With Bonnie, he drank fine wine, enjoyed Cache Cache and croissants, windsurfed at Ruedi, and bicycled in Europe. In his last days, when told three beautiful women would be waiting for him, he broke into a huge grin. Though he was devastated by each loss, he grieved then continued to live with gusto and more love – an inspiration to us all.
He is survived by two daughters, Davina Rayburn of Jacksonville, N.C. and Anita Rayburn of Aspen, her husband Christopher Tudge and their children Soren and Keller (who was born on Don’s 80th birthday), and his sisters Willa, Janet and Cynthia.

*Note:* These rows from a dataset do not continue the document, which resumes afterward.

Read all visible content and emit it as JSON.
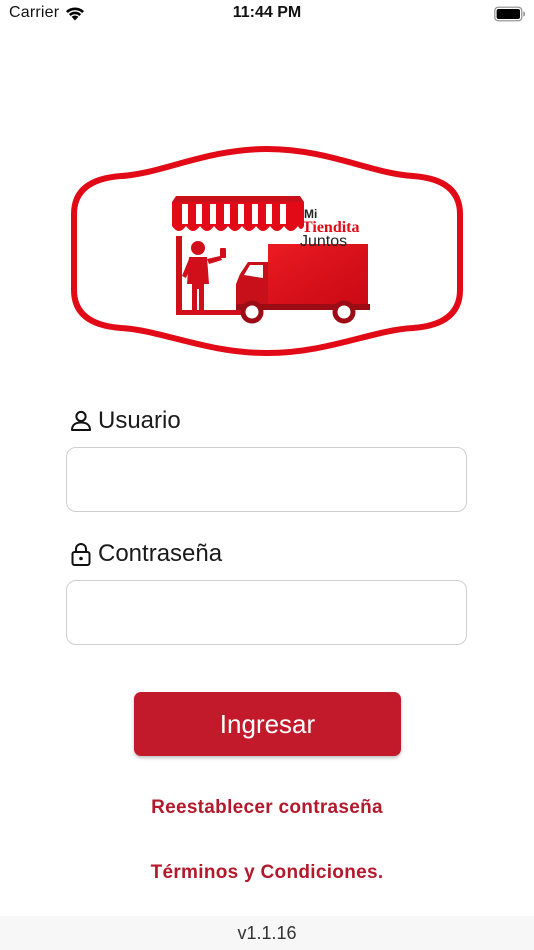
{
  "status_bar": {
    "carrier": "Carrier",
    "time": "11:44 PM",
    "wifi_icon": "wifi-icon",
    "battery_icon": "battery-icon"
  },
  "logo": {
    "line1": "Mi",
    "line2": "Tiendita",
    "line3": "Juntos",
    "accent_color": "#e10a16"
  },
  "form": {
    "user_label": "Usuario",
    "user_icon": "user-icon",
    "user_value": "",
    "password_label": "Contraseña",
    "password_icon": "lock-icon",
    "password_value": ""
  },
  "login_button": {
    "label": "Ingresar",
    "color": "#c21a2a"
  },
  "links": {
    "reset_password": "Reestablecer contraseña",
    "terms": "Términos y Condiciones."
  },
  "footer": {
    "version": "v1.1.16"
  }
}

More than anything else, he loved to ski, so the family would like to unofficially dedicate Friday, Dec. 30 as Donald Rayburn Memorial Ski Day. Ski with a smile and a bit of bravado and pull a practical joke or two for good measure.